WFPL report on Move Louisville:  http://wfpl.org/louisvilles-new-transit-plan-draws-criticism-from-advocates/ Metro’s Move Louisville home page:  https://louisvilleky.gov/government/advanced-planning/move-louisville Jackie Green’s response to Move Louisville: At MoveLouisville’s release Mayor Fischer said we will not pursue light rail because Louisville lacks population density. He said nothing about combating the remote commercial and residential investment which serves only to reduce our population density further. From MoveL’s home page … “Projects like completing the planned extension of Urton Lane from Middletown to Taylorsville Road …will make it easier for people to get around the city and will improve the quality of life in Louisville neighborhoods.” That sentence is a perfect example of how widely MoveLouisville misses the mark. Urton Lane only opens up forests and fields to remote investment, decreasing population density. Remote investment works against achieving the second priority stated by the mayor/MoveLouisville. That stated priority is to reduce the miles driven by Louisville citizens. That priority is achieved by increasing density, investing in public transit and creating walkable communities. Increasing density, investing in public transit and creating walkable communities are inseparable basics in creating a sustainable city. MoveLouisville failed to grasp those basics. MoveLouisville refers to infill and un-locking Oxmoor farms and Urton Lane. The terms clear-cut and pave-over are more appropriate. The city needs trees. The city needs greenspace. The city is doing an inventory of trees. Yet, the city enables clear cutting and paving over our remaining fields. The reason given for “unlocking Oxmoor  Farm” is “to relieve congestion on Shelbyville Road”. The way to relieve congestion is  to service the corridor with excellent public transit with dedicated lanes. This kind of poor planning and...

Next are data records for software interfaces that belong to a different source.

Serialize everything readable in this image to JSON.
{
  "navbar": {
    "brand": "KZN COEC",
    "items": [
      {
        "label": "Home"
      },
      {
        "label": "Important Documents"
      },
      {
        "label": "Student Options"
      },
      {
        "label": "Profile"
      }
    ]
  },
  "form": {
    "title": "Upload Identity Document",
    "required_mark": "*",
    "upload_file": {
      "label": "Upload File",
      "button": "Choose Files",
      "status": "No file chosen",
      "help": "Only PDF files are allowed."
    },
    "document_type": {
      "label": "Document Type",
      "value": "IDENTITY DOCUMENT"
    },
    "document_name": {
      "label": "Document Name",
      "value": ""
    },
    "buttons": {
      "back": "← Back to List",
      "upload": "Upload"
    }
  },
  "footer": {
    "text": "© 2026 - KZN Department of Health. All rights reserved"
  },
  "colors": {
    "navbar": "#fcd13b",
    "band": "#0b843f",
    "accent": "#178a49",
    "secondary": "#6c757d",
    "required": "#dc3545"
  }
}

Reasons you should ride a bicycle

Petroleum Free Transportation

combats global climate change
improves local air quality
leaves no oil on our streets and in our drinking water
keeps local dollars local
frees our military from protecting foreign oil
promotes global peace

Bikes Are

healthy exercise
smart personal economy
great traffic calming influences
family-friendly
not electric (coal-fired) vehicles
fun!